The discovery came about after researchers, studying a pile of fossilized bones unearthed a decade ago from Hell Creek geological formation of Montana and the Dakotas, came across a new dinosaur species.
Matthew Lamanna, a paleontologist at Carnegie Museum of Natural History in Pittsburgh, has discussed the discovery with NPR
. He notes: “if you were to take a time machine back to the end of the age of dinosaurs and encountered this animal, your first thought would probably be, ‘What a big, weird looking bird.

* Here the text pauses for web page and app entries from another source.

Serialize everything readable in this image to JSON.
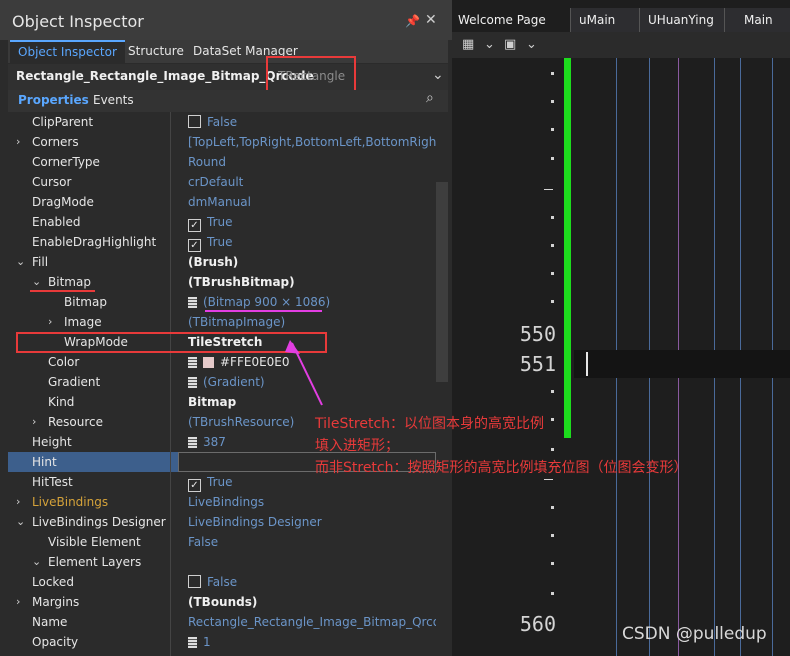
{
  "inspector": {
    "title": "Object Inspector",
    "pin_icon": "pin-icon",
    "close_icon": "close-icon",
    "tabs": [
      "Object Inspector",
      "Structure",
      "DataSet Manager"
    ],
    "object_name": "Rectangle_Rectangle_Image_Bitmap_Qrcode",
    "object_type": "TRectangle",
    "subtabs": [
      "Properties",
      "Events"
    ],
    "properties": [
      {
        "name": "ClipParent",
        "value": "False",
        "check": "unchecked"
      },
      {
        "name": "Corners",
        "value": "[TopLeft,TopRight,BottomLeft,BottomRight]",
        "expand": "›"
      },
      {
        "name": "CornerType",
        "value": "Round"
      },
      {
        "name": "Cursor",
        "value": "crDefault"
      },
      {
        "name": "DragMode",
        "value": "dmManual"
      },
      {
        "name": "Enabled",
        "value": "True",
        "check": "checked"
      },
      {
        "name": "EnableDragHighlight",
        "value": "True",
        "check": "checked"
      },
      {
        "name": "Fill",
        "value": "(Brush)",
        "expand": "⌄"
      },
      {
        "name": "Bitmap",
        "value": "(TBrushBitmap)",
        "expand": "⌄"
      },
      {
        "name": "Bitmap",
        "value": "(Bitmap 900 × 1086)"
      },
      {
        "name": "Image",
        "value": "(TBitmapImage)",
        "expand": "›"
      },
      {
        "name": "WrapMode",
        "value": "TileStretch"
      },
      {
        "name": "Color",
        "value": "#FFE0E0E0"
      },
      {
        "name": "Gradient",
        "value": "(Gradient)"
      },
      {
        "name": "Kind",
        "value": "Bitmap"
      },
      {
        "name": "Resource",
        "value": "(TBrushResource)",
        "expand": "›"
      },
      {
        "name": "Height",
        "value": "387"
      },
      {
        "name": "Hint",
        "value": ""
      },
      {
        "name": "HitTest",
        "value": "True",
        "check": "checked"
      },
      {
        "name": "LiveBindings",
        "value": "LiveBindings",
        "expand": "›"
      },
      {
        "name": "LiveBindings Designer",
        "value": "LiveBindings Designer",
        "expand": "⌄"
      },
      {
        "name": "Visible Element",
        "value": "False"
      },
      {
        "name": "Element Layers",
        "value": "",
        "expand": "⌄"
      },
      {
        "name": "Locked",
        "value": "False",
        "check": "unchecked"
      },
      {
        "name": "Margins",
        "value": "(TBounds)",
        "expand": "›"
      },
      {
        "name": "Name",
        "value": "Rectangle_Rectangle_Image_Bitmap_Qrcode"
      },
      {
        "name": "Opacity",
        "value": "1"
      }
    ]
  },
  "editor": {
    "tabs": [
      "Welcome Page",
      "uMain",
      "UHuanYing",
      "Main"
    ],
    "line_numbers": [
      "550",
      "551",
      "560"
    ]
  },
  "annotation": {
    "line1": "TileStretch：以位图本身的高宽比例",
    "line2": "填入进矩形；",
    "line3": "而非Stretch：按照矩形的高宽比例填充位图（位图会变形）"
  },
  "watermark": "CSDN @pulledup",
  "colors": {
    "accent": "#5aa7ff",
    "annotation_red": "#e83a3a",
    "arrow_magenta": "#e23ee2",
    "gutter_green": "#1ddc1d",
    "selection_blue": "#3d5f8c"
  }
}
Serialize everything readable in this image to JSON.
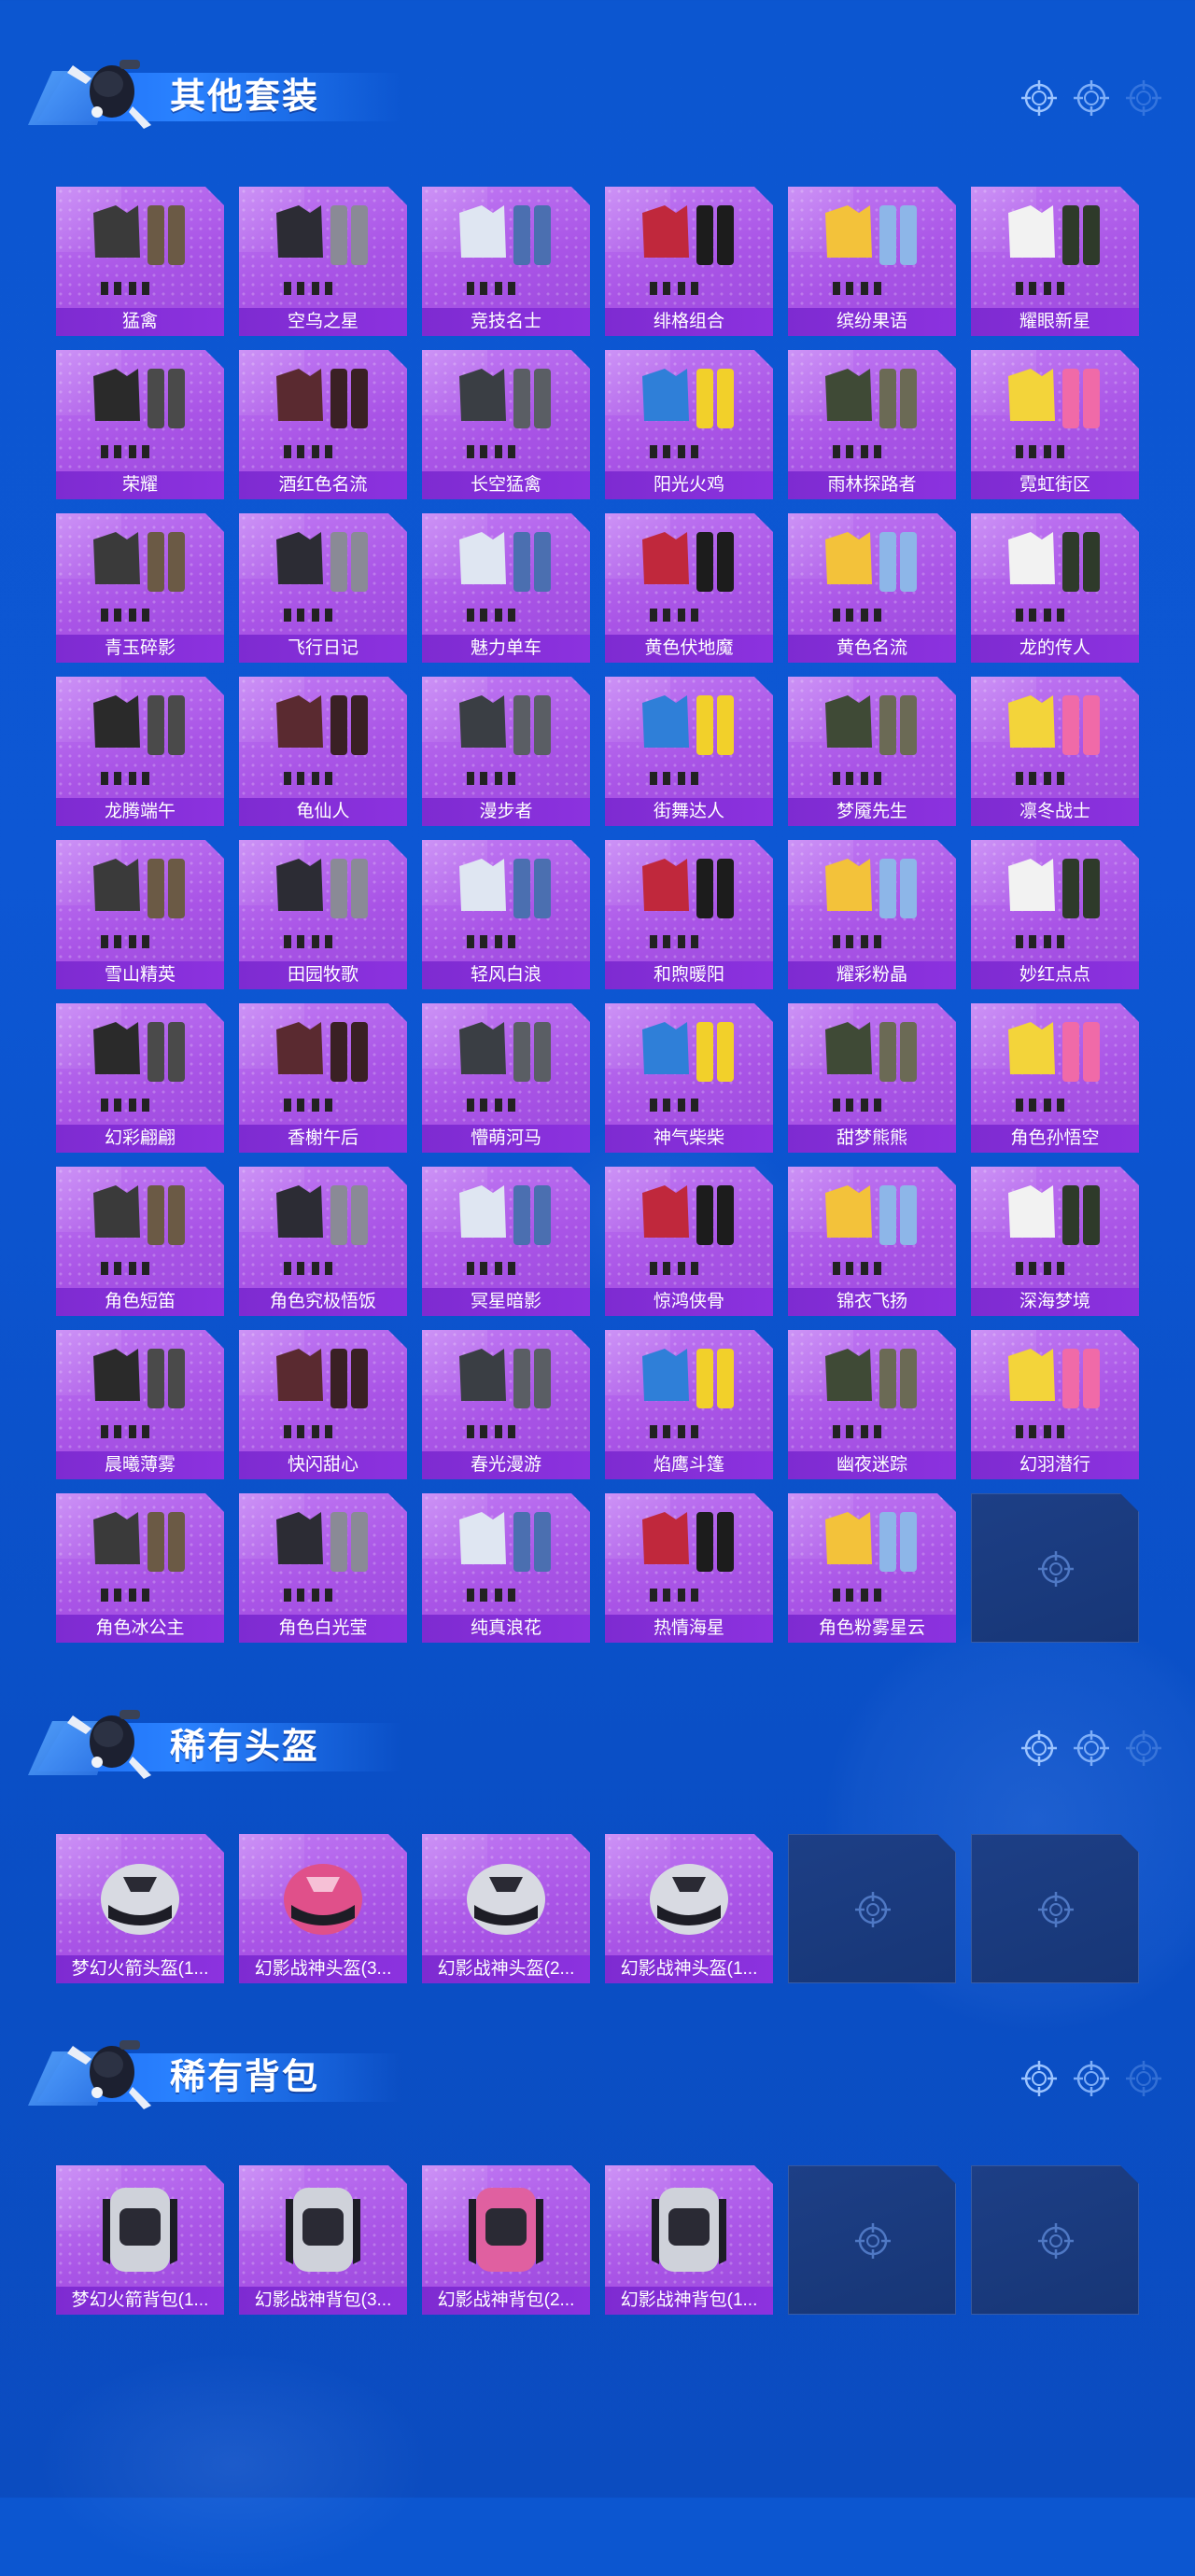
{
  "sections": [
    {
      "title": "其他套装",
      "items": [
        "猛禽",
        "空乌之星",
        "竞技名士",
        "绯格组合",
        "缤纷果语",
        "耀眼新星",
        "荣耀",
        "酒红色名流",
        "长空猛禽",
        "阳光火鸡",
        "雨林探路者",
        "霓虹街区",
        "青玉碎影",
        "飞行日记",
        "魅力单车",
        "黄色伏地魔",
        "黄色名流",
        "龙的传人",
        "龙腾端午",
        "龟仙人",
        "漫步者",
        "街舞达人",
        "梦魇先生",
        "凛冬战士",
        "雪山精英",
        "田园牧歌",
        "轻风白浪",
        "和煦暖阳",
        "耀彩粉晶",
        "妙红点点",
        "幻彩翩翩",
        "香榭午后",
        "懵萌河马",
        "神气柴柴",
        "甜梦熊熊",
        "角色孙悟空",
        "角色短笛",
        "角色究极悟饭",
        "冥星暗影",
        "惊鸿侠骨",
        "锦衣飞扬",
        "深海梦境",
        "晨曦薄雾",
        "快闪甜心",
        "春光漫游",
        "焰鹰斗篷",
        "幽夜迷踪",
        "幻羽潜行",
        "角色冰公主",
        "角色白光莹",
        "纯真浪花",
        "热情海星",
        "角色粉雾星云"
      ],
      "empty_slots": 1
    },
    {
      "title": "稀有头盔",
      "items": [
        "梦幻火箭头盔(1...",
        "幻影战神头盔(3...",
        "幻影战神头盔(2...",
        "幻影战神头盔(1..."
      ],
      "empty_slots": 2
    },
    {
      "title": "稀有背包",
      "items": [
        "梦幻火箭背包(1...",
        "幻影战神背包(3...",
        "幻影战神背包(2...",
        "幻影战神背包(1..."
      ],
      "empty_slots": 2
    }
  ],
  "colors": {
    "card_purple": "#a954e6",
    "label_purple": "#7e2bd1",
    "page_blue": "#0c56d0",
    "empty_slot": "#1d3f86"
  },
  "icons": {
    "mascot": "mascot-icon",
    "crosshair": "crosshair-icon",
    "empty": "empty-slot-crosshair-icon"
  }
}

I actually think ‘chicken from hell’ is a pretty good nickname for this thing."
The newly identified species of feathered dinosaur was about as tall as a human and roamed North America at least 66 million years ago, according to The Guardian
. The creature was likely to have been a fast-running, 500-pound, four-meter-long bird with a bony crest atop its head and five-inch claws at the end of feathered, wing-like forelimbs.
belongs to a group of dinosaurs called oviraptorosaurs that ranged in size from something akin to modern chickens to Gigantoraptor, which was twice as tall as the average human.
The species has been described in
a PLOS One
paper titled "A New Large-Bodied Oviraptorosaurian Theropod Dinosaur from the Latest Cretaceous of Western North America."